Excerpts from an interface dataset
---+---

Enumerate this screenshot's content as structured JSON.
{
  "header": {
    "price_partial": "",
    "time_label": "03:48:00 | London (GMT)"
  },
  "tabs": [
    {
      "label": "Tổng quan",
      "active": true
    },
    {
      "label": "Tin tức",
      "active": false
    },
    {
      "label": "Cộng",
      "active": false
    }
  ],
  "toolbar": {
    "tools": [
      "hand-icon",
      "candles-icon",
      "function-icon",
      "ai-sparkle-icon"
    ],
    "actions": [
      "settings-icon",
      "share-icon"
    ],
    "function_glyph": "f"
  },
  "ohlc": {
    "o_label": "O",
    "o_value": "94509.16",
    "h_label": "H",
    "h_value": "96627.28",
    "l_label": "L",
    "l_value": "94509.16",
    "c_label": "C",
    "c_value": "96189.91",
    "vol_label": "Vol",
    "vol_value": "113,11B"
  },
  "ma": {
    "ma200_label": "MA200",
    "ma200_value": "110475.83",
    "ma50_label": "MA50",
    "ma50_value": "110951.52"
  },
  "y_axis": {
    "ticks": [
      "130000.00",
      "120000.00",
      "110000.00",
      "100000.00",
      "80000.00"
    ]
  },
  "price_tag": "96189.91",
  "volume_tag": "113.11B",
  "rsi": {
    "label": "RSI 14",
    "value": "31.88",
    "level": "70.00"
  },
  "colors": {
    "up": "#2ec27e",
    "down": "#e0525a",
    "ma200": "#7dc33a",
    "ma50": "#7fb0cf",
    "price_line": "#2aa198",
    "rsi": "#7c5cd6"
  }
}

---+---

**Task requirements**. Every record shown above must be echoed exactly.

**Output**.
Enumerate this screenshot's content as structured JSON.
{
  "header": {
    "price_partial": "",
    "time_label": "03:48:00 | London (GMT)"
  },
  "tabs": [
    {
      "label": "Tổng quan",
      "active": true
    },
    {
      "label": "Tin tức",
      "active": false
    },
    {
      "label": "Cộng",
      "active": false
    }
  ],
  "toolbar": {
    "tools": [
      "hand-icon",
      "candles-icon",
      "function-icon",
      "ai-sparkle-icon"
    ],
    "actions": [
      "settings-icon",
      "share-icon"
    ],
    "function_glyph": "f"
  },
  "ohlc": {
    "o_label": "O",
    "o_value": "94509.16",
    "h_label": "H",
    "h_value": "96627.28",
    "l_label": "L",
    "l_value": "94509.16",
    "c_label": "C",
    "c_value": "96189.91",
    "vol_label": "Vol",
    "vol_value": "113,11B"
  },
  "ma": {
    "ma200_label": "MA200",
    "ma200_value": "110475.83",
    "ma50_label": "MA50",
    "ma50_value": "110951.52"
  },
  "y_axis": {
    "ticks": [
      "130000.00",
      "120000.00",
      "110000.00",
      "100000.00",
      "80000.00"
    ]
  },
  "price_tag": "96189.91",
  "volume_tag": "113.11B",
  "rsi": {
    "label": "RSI 14",
    "value": "31.88",
    "level": "70.00"
  },
  "colors": {
    "up": "#2ec27e",
    "down": "#e0525a",
    "ma200": "#7dc33a",
    "ma50": "#7fb0cf",
    "price_line": "#2aa198",
    "rsi": "#7c5cd6"
  }
}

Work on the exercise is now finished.